With more than 2,800 bass clubs and 600,000 members nationwide, B.A.S.S. has no shortage of instructors who help teach children the rudiments of casting, pitching and flipping a lure. Casting contests are staged around the country and are open to youngsters aged 7 to 14. Contact: B.A.S.S. Casting Kids, 334-272-9530; www.bassmaster.com. others) and the new Camp Fishing Initiative. The FFF is involved in cooperative programs with the 4-H (the 4-H Sportfishing Program), as well as with the Boys & Girls Clubs of America, the Boy Scouts and the Girl Scouts. Contact: 703-519-9691; www.futurefisherman.org.

The Recreational Boating and Fishing Foundation, also administered by the ASA, is funded with taxes on recreational equipment that are funneled through the U.S. Fish & Wildlife Service. The main mission of the Recreational Boating and Fishing Foundation is to promote fishing and boating and to keep tabs on fishing programs throughout the country. Contact: 703-519-0013; www.rbff.org.

** Pure Fishing**, a company that includes Berkley, Abu Garcia, Fenwick and Johnson, has promoted family fishing for many years through a variety of programs. As CEO Tom Bedell views it: "There are several million youngsters in America whose lives could be changed forever during National Fishing and Boating Week." The company slogan is "We make it easy, you make it fun!" Pure Fishing provides instructional aid in the form of literature and videos. An educational package comes with a user manual, a video and guidance on teaching fishing classes. Pure Fishing also underwrites hundreds of fishing clinics and seminars each year. Contact: 877-777-3850; www.purefishing.com.

** The Bass Anglers Sportsman Society** (B.A.S.S.) created its Casting Kids program to motivate youngsters once they're ready to move beyond the cane-pole stage and use casting tackle.

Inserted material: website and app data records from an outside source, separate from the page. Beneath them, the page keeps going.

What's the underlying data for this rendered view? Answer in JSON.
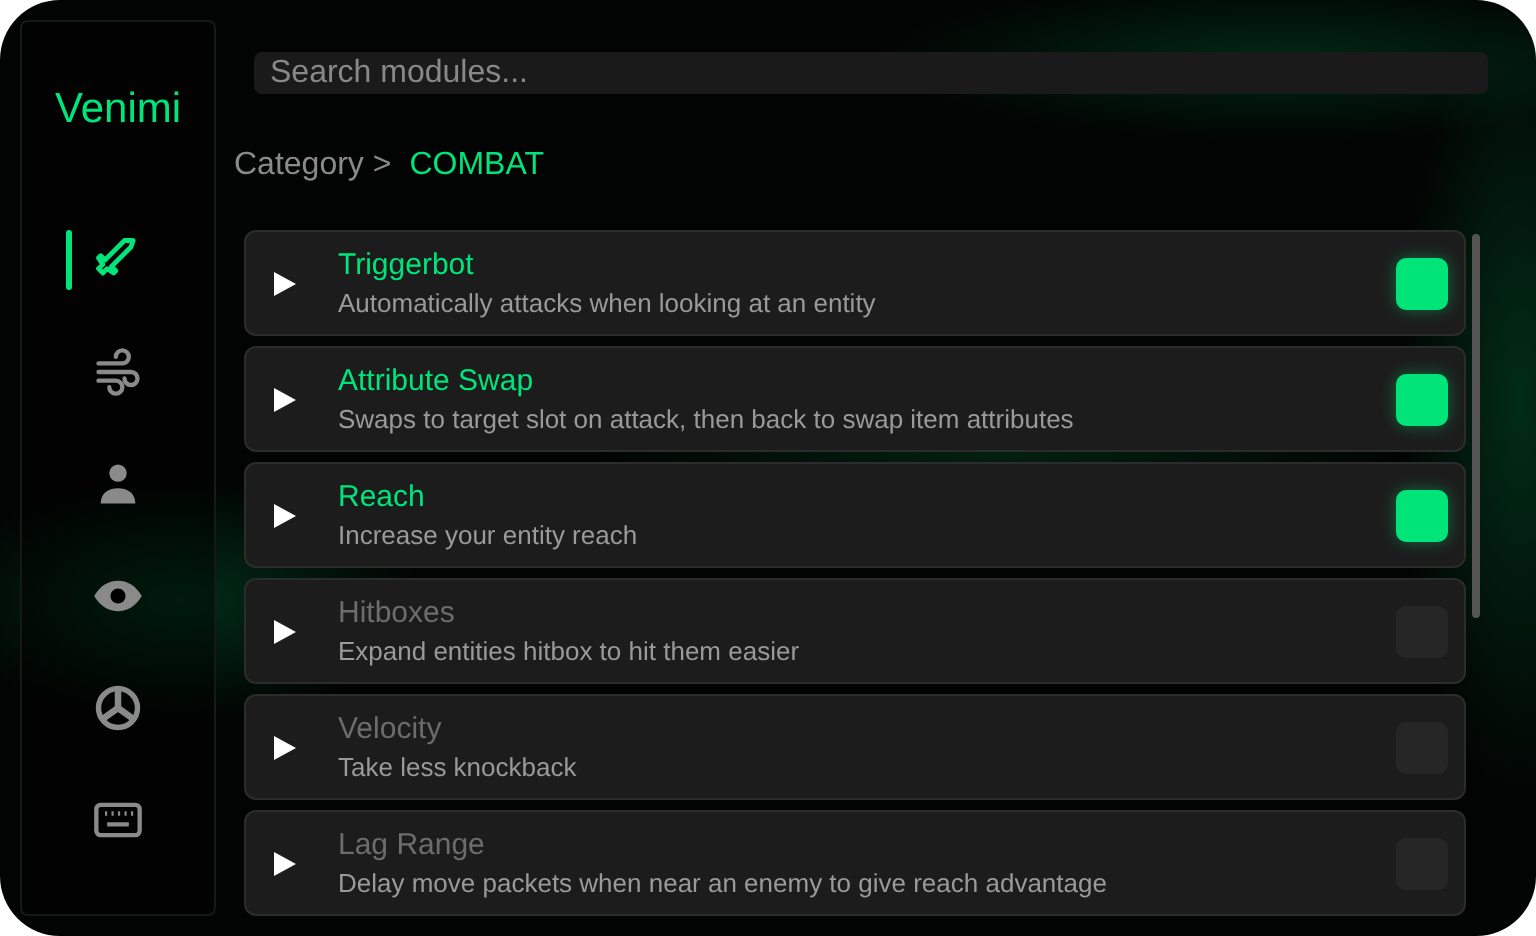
{
  "sidebar": {
    "logo": "Venimi",
    "categories": [
      {
        "selected": true
      },
      {
        "selected": false
      },
      {
        "selected": false
      },
      {
        "selected": false
      },
      {
        "selected": false
      },
      {
        "selected": false
      }
    ]
  },
  "search": {
    "placeholder": "Search modules..."
  },
  "breadcrumb": {
    "prefix": "Category >",
    "current": "COMBAT"
  },
  "modules": [
    {
      "name": "Triggerbot",
      "description": "Automatically attacks when looking at an entity",
      "enabled": true
    },
    {
      "name": "Attribute Swap",
      "description": "Swaps to target slot on attack, then back to swap item attributes",
      "enabled": true
    },
    {
      "name": "Reach",
      "description": "Increase your entity reach",
      "enabled": true
    },
    {
      "name": "Hitboxes",
      "description": "Expand entities hitbox to hit them easier",
      "enabled": false
    },
    {
      "name": "Velocity",
      "description": "Take less knockback",
      "enabled": false
    },
    {
      "name": "Lag Range",
      "description": "Delay move packets when near an enemy to give reach advantage",
      "enabled": false
    }
  ]
}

With more than 2,800 bass clubs and 600,000 members nationwide, B.A.S.S. has no shortage of instructors who help teach children the rudiments of casting, pitching and flipping a lure. Casting contests are staged around the country and are open to youngsters aged 7 to 14. Contact: B.A.S.S. Casting Kids, 334-272-9530; www.bassmaster.com.